Leyland: 'We had to do something'
By DANA WAKIJI
DETROIT -- As Tigers manager Jim Leyland said, "We had to do something."
That something was moving Austin Jackson out of the leadoff spot to eighth in the lineup for Game 4 of the American League Championship Series on Wednesday.
"I think I"m actually doing Austin Jackson a favor," Leyland said. "I think he's getting kicked around pretty good right now. It's easy to kick people when they're down.
"I am sticking with him. I'm just putting him in a different spot. I think the magnitude of that leadoff spot, the strikeouts so far, it's gotta get to you a little bit."
Torii Hunter started the game batting leadoff for the first time since July 4, 1999.
Jackson -- who hit .272 with 12 home runs and 49 RBIs and scored 99 runs during the regular season -- has had a miserable postseason.
He's batting .091 (3 for 33) with 18 strikeouts. The next closest player in terms of strikeouts is Hunter, who has 10.
"You’re trying no matter what," Jackson said after Game 3. "If you don’t try hard enough, I guess you wouldn’t be trying. You just gotta keep battling. That’s all you can do."
Hunter said he's been giving Jackson advice all season.
"This guy has all the athletic ability in the world," Hunter said. "God has blessed him tremendously. All he has to do is trust it."
Hunter was followed by Miguel Cabrera, Prince Fielder, Victor Martinez, Jhonny Peralta, Alex Avila, Omar Infante, Jackson and Jose Iglesias.
"Basically, I just moved everybody up," Leyland said. "In the first inning, we'll have Hunter, who's had some success, who's tough and who's had some success against (Jake) Peavy. Then I follow it up with two guys who can hit it out of the ballpark."
In his long career, Hunter has hit leadoff in just 25 games, batting .164 (11 of 67) with two doubles, a triple, four walks and 13 strikeouts.
"For me, I don't change my approach too much," Hunter said. "You only lead off the beginning of the game, then you're just up there."
Although Leyland said the Boston Red Sox pitchers have been very good, he felt he needed to do something different to try to get his hitters going.
"I thought long and hard if I could come up with something," Leyland said. "I think it makes a lot of sense.
"We scored one run and no runs in two of the three games, so it certainly can't hurt.

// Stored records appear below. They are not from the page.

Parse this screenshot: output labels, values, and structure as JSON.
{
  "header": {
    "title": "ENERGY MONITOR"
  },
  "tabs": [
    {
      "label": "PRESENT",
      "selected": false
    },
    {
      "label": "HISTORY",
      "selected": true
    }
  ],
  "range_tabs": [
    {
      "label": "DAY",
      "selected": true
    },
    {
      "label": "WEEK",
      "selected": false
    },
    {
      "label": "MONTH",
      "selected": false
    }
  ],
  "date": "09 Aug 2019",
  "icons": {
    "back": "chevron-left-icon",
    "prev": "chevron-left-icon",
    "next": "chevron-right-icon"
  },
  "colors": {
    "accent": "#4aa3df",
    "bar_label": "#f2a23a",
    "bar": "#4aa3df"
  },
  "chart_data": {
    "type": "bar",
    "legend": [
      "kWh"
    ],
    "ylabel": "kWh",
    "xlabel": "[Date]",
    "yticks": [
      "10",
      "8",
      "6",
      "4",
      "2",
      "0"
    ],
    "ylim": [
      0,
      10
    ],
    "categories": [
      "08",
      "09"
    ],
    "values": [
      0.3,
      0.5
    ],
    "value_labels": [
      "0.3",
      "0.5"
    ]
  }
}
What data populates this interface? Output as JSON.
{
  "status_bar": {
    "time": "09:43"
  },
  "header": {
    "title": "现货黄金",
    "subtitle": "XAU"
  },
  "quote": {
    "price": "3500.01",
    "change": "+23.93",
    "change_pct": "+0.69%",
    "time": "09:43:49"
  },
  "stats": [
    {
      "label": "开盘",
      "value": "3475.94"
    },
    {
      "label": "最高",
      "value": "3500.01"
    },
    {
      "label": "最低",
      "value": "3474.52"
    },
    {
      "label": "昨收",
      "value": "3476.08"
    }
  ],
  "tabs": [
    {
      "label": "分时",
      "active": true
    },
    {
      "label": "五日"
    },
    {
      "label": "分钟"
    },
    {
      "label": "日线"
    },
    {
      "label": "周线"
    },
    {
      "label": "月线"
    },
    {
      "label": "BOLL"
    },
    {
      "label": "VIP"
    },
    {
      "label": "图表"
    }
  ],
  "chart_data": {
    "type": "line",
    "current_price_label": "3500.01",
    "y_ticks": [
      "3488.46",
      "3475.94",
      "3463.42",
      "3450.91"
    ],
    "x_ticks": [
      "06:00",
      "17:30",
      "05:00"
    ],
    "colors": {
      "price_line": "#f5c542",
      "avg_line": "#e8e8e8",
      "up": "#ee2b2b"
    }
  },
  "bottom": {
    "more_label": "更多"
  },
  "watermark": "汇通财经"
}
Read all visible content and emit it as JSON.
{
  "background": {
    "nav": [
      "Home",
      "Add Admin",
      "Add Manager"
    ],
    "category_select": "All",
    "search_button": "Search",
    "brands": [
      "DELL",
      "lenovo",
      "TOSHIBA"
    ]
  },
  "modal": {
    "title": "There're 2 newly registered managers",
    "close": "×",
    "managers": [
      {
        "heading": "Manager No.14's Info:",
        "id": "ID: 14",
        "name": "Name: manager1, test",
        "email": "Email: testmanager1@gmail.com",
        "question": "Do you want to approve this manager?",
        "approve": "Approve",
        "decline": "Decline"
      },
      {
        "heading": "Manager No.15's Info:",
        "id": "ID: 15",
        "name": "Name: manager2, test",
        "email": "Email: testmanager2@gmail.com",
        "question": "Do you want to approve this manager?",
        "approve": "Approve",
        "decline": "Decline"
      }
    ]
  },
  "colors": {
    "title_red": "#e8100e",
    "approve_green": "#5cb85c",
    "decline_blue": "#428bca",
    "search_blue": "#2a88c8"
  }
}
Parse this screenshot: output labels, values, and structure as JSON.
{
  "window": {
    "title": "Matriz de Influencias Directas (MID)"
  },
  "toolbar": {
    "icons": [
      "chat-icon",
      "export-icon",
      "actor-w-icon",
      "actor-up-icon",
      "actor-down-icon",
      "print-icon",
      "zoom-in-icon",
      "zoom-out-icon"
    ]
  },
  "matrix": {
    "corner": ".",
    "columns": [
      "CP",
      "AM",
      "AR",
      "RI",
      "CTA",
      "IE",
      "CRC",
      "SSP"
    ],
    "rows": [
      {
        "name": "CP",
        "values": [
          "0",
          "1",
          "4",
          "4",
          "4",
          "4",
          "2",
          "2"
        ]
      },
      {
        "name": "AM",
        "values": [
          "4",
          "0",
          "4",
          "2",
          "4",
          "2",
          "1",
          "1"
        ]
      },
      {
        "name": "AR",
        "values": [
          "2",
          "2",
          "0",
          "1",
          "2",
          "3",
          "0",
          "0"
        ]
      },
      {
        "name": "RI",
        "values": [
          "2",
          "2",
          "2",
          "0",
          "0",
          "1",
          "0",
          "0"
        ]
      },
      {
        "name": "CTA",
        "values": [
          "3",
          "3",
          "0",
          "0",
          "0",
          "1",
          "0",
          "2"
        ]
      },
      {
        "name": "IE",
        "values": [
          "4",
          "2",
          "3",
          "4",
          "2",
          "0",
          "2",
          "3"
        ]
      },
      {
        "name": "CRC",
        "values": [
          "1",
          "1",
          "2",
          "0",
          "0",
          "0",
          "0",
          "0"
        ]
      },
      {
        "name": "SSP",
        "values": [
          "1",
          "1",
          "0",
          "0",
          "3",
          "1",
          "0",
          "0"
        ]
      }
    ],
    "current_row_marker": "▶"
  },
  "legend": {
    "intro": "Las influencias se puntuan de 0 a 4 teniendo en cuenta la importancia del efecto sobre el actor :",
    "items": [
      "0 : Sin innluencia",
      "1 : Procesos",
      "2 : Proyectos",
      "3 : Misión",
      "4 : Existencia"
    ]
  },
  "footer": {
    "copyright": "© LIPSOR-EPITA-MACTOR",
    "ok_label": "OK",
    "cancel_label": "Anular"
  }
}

We're going to take a shot."
Only Martinez (.419) and Peralta (.417) have hit well in the postseason. Even Cabrera, who is still ailing with the abdominal injury, is batting .226.
Fielder is hitting .276 but has only one extra-base hit, a double, and no RBIs.
"He hasn't hit a ball out of the ballpark or a lot of extra-base hits," Leyland said. "That happens. That's just part of it.
"It's like I've always said, when he stands in the batter's box, you think something big can happen at any time, and I still feel that way."
As a team, the Tigers are batting .231 in the postseason. It's even worse for the Red Sox, who are hitting .224.
These were the top two American League offenses in the regular season.
"We gotta try something," Leyland said. "We gotta get on the board somehow. We gotta get some runs.
"You gotta kind of be a little creative with what we've got. That's what I tried to do, for better or worse."